With national presidential election antics in full swing, each candidate is surely asking themselves, “what can I do to get the vote?”
We’ve seen Senator Bernie Sanders advocate for free college tuition. Secretary of State Hillary Clinton has expressed plans to eliminate tuition loan debt after graduation. The strong push of these ideas is the result of of one thing: Winning the millennial vote.
According to the U.S. Census Bureau, millennials now outnumber the baby-boomer generation, making the millennial vote the one to pursue. But there’s one more hurdle - millennials actually need to take the initiative to vote.
It’s no secret our generation has had trouble getting to the polls. According to a study by The Center for Information and Research on Civic Learning and Engagement, only 19.9 percent of 18- to 29-year-olds voted in the midterm elections of 2014. This was the lowest millennial turnout ever recorded.
There are several theories as to why this is. Some millennials may assume their vote doesn’t count in the long run. Others say there aren’t any candidates worth voting for. We’ve all heard the claim the younger generation is just too self-involved or uninterested in politics to vote.
While any of these theories may be true to some extent, the numbers don’t lie. With more of a potential to swing the vote than the baby-boomers, it’s time we start using this advantage to shape government.
Millennials as a whole tend to think differently than their parents. While previous generations valued the process of attaining “the American Dream,” (getting a well-paying job, getting married, buying a house, having babies and so on) Millennials value happiness in a less traditional sense. We are more concerned about social justices and peace than we are with traditional values and the growth of the economy.
This sets us apart from our baby-boomer counterparts. It’s not that we are uninterested in politics. We just aren’t as interested in what the current political system values.Regardless, the cheesy line “we can make a difference” still applies. We’ve got the numbers. We’ve got different ideas. We just need the motivation.
Sure, it’s possible that a candidate who shares our same values hasn’t emerged yet, but our silence at the polls could result in the wrong presidential candidate being elected. Afterall, shouldn’t the inheritants of this nation make sure we have a say in who represents us in the White House for four or more years? Letting our indifference trump reason is something we as millennials need to change. Even electing the lesser of two evils is far better than sitting back and letting the wrong person come into office.

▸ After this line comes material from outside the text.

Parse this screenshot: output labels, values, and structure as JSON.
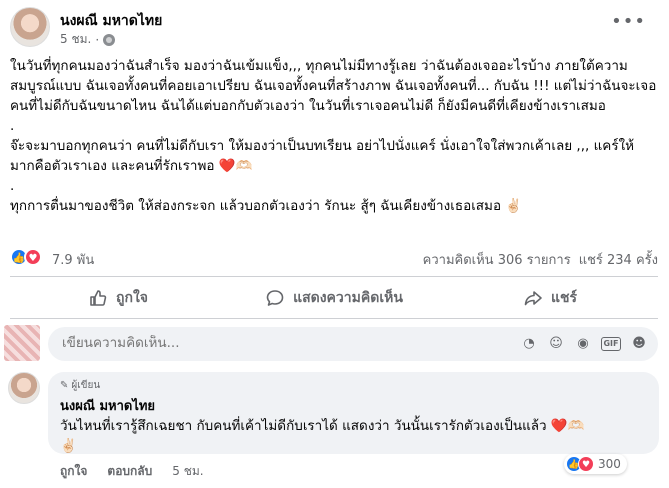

But there are promising signs of change here at Sonoma State. In the recent Associated Students election for Sonoma State University, 23 percent of students voted, which is considerably higher than Spring 2015’s AS election that only saw 16.4 percent of students vote.
In addition to signaling a potential increasing interest by students in elections, the result showed the power of a single vote. AS President Elect Emily Hinton won with 51.2 percent of the vote.

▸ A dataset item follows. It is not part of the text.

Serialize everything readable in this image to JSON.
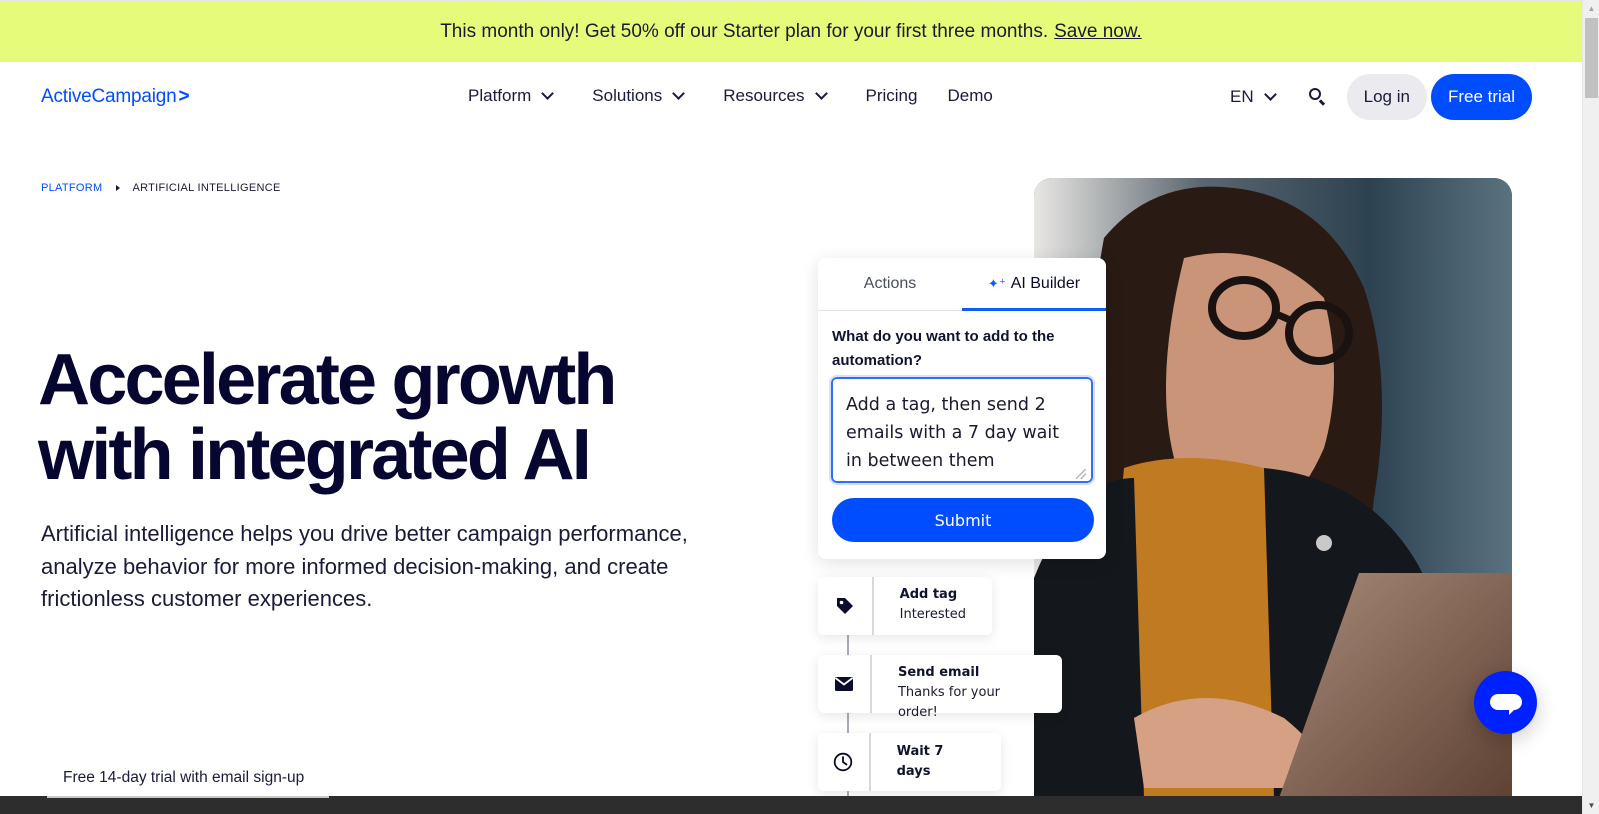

This is roughly a 50-vote difference between her and her opponent, current AS Vice President Kate Chavez. A small number of people could have completely changed the election outcome, proving that an individual vote really can add up and make a difference.
If we as a group applied this growing motivation and faith in our vote to the presidential election in November, the millennials could easily decide the vote. That is, if we decided to.
The last day to register to vote in the June 7 primary in California is May 23. For more information, go to sos.ca.gov/elections/voter-registration. Make your vote count.